The data Block Start
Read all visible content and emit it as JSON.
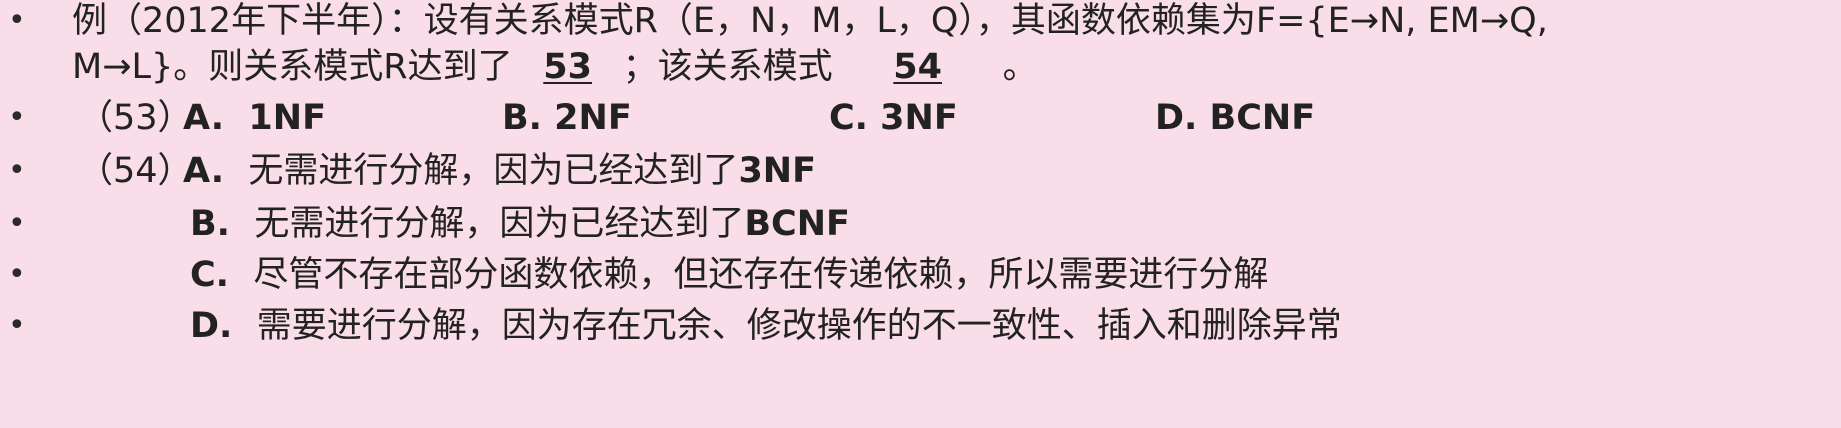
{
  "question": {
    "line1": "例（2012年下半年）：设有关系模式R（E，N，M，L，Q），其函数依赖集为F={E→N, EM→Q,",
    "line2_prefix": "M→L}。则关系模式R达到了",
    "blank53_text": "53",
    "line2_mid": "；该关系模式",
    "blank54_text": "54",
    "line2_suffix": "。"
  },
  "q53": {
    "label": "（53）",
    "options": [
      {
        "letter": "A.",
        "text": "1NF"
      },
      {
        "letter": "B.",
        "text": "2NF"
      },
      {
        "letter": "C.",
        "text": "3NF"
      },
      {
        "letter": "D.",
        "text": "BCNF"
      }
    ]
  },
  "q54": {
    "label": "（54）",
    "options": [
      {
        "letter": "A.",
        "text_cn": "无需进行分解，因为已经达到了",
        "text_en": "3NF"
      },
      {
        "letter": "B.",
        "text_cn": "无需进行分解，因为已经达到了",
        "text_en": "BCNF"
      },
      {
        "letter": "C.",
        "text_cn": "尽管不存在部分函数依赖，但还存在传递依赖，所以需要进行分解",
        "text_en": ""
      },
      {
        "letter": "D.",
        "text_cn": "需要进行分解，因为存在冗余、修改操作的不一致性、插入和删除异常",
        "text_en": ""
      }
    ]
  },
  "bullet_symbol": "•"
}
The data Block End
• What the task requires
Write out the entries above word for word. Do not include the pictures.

• Your solution
Read all visible content and emit it as JSON.
{
  "question": {
    "line1": "例（2012年下半年）：设有关系模式R（E，N，M，L，Q），其函数依赖集为F={E→N, EM→Q,",
    "line2_prefix": "M→L}。则关系模式R达到了",
    "blank53_text": "53",
    "line2_mid": "；该关系模式",
    "blank54_text": "54",
    "line2_suffix": "。"
  },
  "q53": {
    "label": "（53）",
    "options": [
      {
        "letter": "A.",
        "text": "1NF"
      },
      {
        "letter": "B.",
        "text": "2NF"
      },
      {
        "letter": "C.",
        "text": "3NF"
      },
      {
        "letter": "D.",
        "text": "BCNF"
      }
    ]
  },
  "q54": {
    "label": "（54）",
    "options": [
      {
        "letter": "A.",
        "text_cn": "无需进行分解，因为已经达到了",
        "text_en": "3NF"
      },
      {
        "letter": "B.",
        "text_cn": "无需进行分解，因为已经达到了",
        "text_en": "BCNF"
      },
      {
        "letter": "C.",
        "text_cn": "尽管不存在部分函数依赖，但还存在传递依赖，所以需要进行分解",
        "text_en": ""
      },
      {
        "letter": "D.",
        "text_cn": "需要进行分解，因为存在冗余、修改操作的不一致性、插入和删除异常",
        "text_en": ""
      }
    ]
  },
  "bullet_symbol": "•"
}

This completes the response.